What’s your earliest memory?
Trying to shuffle on skis when I was three or four, behind my father down the thin snow of a flat London street.
Who is your hero?
My father, who spent three hours playing with me every morning before school: he specialised in fencing in the park and later, when we moved to Malaysia, in building rafts in the jungle. And Indiana Jones. I am still in awe of archaeologists.
What was the last book you read that made you envy the writer?
Erich Auerbach’s Mimesis – for his learning, the precision of his grammar and his historical imagination. I find it impossible to imagine ever being able to think with such subtlety and care.
Which politician, past or present, do you look up to?
I admire the speeches of John Lawrence, who returned to parliament from India and whose pragmatism, decades in the field, knowledge and eloquence enabled him to demolish the foreign policy of the day.
What would be your Mastermind special subject?
I’m terrible at general knowledge but, if I were forced, I’d choose the vanished Middleland of Britain – the kingdoms of Cumbria and Northumbria, which were crushed out of existence by the new states of England and Scotland. Or anything on the history of the English-Scottish border.
Which time and place, other than your own, would you like to live in?
Macedonia in 334BC – Aristotle, horses and an opportunity to canter towards Afghanistan.
What TV show could you not live without?
The Wire, as a portrait of human nature and practical politics. And, come to think of it, as entertainment.
Who would paint your portrait?
When I was 18, I would have gone for Pompeo Batoni, the Italian swagger painter. Now I’d go for Paul Benney. He painted a picture of my father aged 92, which I loved and my father didn’t like, on the grounds that it made him “look like an old man”.

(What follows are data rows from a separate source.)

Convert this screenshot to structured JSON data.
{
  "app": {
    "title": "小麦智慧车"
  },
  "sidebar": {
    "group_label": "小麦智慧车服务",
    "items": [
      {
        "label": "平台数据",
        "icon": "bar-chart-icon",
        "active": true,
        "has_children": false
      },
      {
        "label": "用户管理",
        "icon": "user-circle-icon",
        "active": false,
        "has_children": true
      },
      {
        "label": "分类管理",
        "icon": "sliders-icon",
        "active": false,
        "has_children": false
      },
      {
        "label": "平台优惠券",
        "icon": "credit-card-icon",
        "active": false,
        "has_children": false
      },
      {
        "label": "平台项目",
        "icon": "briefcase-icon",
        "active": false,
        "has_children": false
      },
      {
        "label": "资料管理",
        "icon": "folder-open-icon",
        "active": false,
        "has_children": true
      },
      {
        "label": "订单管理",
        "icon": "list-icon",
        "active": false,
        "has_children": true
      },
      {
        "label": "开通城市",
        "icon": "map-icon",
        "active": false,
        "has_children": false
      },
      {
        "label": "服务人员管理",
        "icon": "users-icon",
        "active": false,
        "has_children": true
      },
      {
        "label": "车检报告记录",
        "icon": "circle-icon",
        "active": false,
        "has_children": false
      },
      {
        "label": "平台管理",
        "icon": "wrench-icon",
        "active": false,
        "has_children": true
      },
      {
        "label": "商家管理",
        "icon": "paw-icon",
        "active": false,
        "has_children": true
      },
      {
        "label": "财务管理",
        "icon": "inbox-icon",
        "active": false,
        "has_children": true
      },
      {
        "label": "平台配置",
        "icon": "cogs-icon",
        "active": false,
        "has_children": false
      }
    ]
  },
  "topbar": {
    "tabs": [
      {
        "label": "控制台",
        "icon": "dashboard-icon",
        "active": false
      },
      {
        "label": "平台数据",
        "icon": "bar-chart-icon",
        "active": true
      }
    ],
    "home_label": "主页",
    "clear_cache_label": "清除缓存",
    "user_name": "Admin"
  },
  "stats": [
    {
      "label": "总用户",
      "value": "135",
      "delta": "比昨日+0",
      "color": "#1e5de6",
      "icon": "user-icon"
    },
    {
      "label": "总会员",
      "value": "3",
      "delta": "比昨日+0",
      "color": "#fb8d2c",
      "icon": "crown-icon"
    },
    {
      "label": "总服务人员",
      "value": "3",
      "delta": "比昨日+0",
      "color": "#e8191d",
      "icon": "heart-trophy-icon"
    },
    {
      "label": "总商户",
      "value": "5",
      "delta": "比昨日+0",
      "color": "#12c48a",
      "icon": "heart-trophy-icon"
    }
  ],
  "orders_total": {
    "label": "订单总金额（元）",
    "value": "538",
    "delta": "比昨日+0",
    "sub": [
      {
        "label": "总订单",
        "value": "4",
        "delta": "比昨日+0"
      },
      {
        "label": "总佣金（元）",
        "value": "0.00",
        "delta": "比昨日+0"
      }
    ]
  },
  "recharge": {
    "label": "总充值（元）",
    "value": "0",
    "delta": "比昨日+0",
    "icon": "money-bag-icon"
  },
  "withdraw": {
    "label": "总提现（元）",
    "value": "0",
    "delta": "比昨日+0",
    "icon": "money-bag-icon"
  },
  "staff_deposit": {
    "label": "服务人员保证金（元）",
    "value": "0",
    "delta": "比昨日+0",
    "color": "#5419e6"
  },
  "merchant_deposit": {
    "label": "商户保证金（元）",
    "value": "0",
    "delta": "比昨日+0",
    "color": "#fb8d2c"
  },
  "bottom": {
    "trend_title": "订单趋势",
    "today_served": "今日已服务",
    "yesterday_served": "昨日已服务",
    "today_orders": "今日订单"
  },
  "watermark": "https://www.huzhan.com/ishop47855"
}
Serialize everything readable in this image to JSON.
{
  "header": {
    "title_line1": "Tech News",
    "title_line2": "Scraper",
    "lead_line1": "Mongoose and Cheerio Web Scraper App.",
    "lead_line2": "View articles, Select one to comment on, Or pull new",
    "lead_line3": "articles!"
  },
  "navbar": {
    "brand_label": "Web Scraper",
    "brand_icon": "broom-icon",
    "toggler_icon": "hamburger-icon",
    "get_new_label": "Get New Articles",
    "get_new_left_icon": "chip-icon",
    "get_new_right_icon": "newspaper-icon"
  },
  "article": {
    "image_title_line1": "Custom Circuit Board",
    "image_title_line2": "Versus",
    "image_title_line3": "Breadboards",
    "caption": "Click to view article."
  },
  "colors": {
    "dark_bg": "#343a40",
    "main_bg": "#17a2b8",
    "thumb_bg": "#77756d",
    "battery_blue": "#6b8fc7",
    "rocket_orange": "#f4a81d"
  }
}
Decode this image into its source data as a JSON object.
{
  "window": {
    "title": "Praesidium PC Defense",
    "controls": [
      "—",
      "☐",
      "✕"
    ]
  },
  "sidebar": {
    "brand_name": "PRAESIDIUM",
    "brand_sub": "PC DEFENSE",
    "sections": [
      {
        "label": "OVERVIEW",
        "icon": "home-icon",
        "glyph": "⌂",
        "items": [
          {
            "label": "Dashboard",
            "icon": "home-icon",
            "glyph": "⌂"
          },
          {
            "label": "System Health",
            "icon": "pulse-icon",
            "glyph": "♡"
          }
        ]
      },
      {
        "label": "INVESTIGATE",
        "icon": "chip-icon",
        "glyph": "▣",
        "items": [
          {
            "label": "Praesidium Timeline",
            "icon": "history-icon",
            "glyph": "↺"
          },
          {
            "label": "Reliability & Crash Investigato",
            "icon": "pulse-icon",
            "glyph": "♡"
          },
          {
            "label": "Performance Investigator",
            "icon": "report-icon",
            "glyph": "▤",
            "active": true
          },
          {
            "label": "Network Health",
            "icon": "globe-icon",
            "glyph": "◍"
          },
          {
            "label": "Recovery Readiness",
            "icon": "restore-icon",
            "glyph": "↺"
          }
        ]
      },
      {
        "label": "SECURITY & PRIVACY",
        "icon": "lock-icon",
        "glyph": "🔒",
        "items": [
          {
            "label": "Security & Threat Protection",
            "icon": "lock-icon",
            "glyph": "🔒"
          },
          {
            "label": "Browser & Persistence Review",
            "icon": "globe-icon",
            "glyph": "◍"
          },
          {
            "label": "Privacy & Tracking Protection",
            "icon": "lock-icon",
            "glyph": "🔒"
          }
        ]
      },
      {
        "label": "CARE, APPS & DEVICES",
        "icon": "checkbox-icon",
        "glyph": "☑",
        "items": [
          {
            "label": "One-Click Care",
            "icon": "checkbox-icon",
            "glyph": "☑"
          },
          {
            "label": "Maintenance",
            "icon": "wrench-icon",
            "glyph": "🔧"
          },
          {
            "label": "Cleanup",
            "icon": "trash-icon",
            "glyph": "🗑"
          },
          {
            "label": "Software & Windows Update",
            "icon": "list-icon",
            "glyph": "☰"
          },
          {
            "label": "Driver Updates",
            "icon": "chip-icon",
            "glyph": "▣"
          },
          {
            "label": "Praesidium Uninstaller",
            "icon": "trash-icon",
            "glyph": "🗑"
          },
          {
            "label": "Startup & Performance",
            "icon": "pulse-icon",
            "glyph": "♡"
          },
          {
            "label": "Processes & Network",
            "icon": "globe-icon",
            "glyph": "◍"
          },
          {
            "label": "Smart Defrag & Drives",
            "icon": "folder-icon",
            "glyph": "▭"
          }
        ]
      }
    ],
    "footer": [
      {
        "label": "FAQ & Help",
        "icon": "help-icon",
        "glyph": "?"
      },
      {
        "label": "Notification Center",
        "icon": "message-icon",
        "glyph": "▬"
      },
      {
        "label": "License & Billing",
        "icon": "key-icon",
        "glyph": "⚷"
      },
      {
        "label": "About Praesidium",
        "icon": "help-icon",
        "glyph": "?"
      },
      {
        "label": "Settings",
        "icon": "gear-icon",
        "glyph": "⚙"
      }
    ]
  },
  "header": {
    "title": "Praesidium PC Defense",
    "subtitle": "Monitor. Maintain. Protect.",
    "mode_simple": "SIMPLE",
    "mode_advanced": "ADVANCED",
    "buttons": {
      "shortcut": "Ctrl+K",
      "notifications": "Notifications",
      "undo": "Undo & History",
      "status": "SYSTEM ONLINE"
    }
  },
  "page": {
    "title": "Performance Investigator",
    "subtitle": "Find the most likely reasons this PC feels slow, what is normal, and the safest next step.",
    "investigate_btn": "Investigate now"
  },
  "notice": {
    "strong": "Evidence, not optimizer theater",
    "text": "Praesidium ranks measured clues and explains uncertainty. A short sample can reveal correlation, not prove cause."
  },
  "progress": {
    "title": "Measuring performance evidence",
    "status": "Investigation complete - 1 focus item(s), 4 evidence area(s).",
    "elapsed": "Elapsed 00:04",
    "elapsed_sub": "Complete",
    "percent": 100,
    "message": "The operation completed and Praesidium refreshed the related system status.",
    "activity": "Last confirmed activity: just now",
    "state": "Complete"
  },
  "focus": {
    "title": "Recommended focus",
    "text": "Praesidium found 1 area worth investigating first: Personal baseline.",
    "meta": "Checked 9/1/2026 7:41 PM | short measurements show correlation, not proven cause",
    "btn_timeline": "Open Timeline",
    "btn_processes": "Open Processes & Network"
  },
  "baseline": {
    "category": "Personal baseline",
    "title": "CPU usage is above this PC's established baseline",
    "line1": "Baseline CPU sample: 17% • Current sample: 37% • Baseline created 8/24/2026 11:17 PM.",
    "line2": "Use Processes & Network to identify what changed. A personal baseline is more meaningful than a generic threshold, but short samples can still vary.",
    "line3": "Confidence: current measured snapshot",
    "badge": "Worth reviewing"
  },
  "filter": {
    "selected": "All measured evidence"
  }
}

What’s your theme tune?
“The Barren Rocks of Aden”, the first tune I learned on the bagpipes, linking the Middle East to the rocks of the Highlands.
What’s the best piece of advice you’ve ever received?
To set up a vocational training programme in carpentry when I was working in Iraq. I did it reluctantly, feeling that it was the last thing anyone needed with bullets flying around. But I found it was the only programme that genuinely caught the imagination of the local community.
What’s currently bugging you?
Rewilding. Rural broadband. The impossibility of fitting two prams in the hall.
What single thing would make your life better?
I have always wanted a full-size, fully functioning Batmobile. And I’d also like more time to play with my two-year-old.
When were you happiest?
Running a charity in Afghanistan in 2007: living in Kabul, building an organisation, being around Afghans and working with extraordinary volunteers.
Are we all doomed?
Not doomed, perhaps, but fate does iron wedges drive and always crowds itself betwixt.
“Occupational Hazards”, based on Rory Stewart’s memoir, is at the Hampstead Theatre, London NW3, until 3 June. hampsteadtheatre.com
This article appears in the 10 May 2017 issue of the New Statesman, Why the Tories keep winning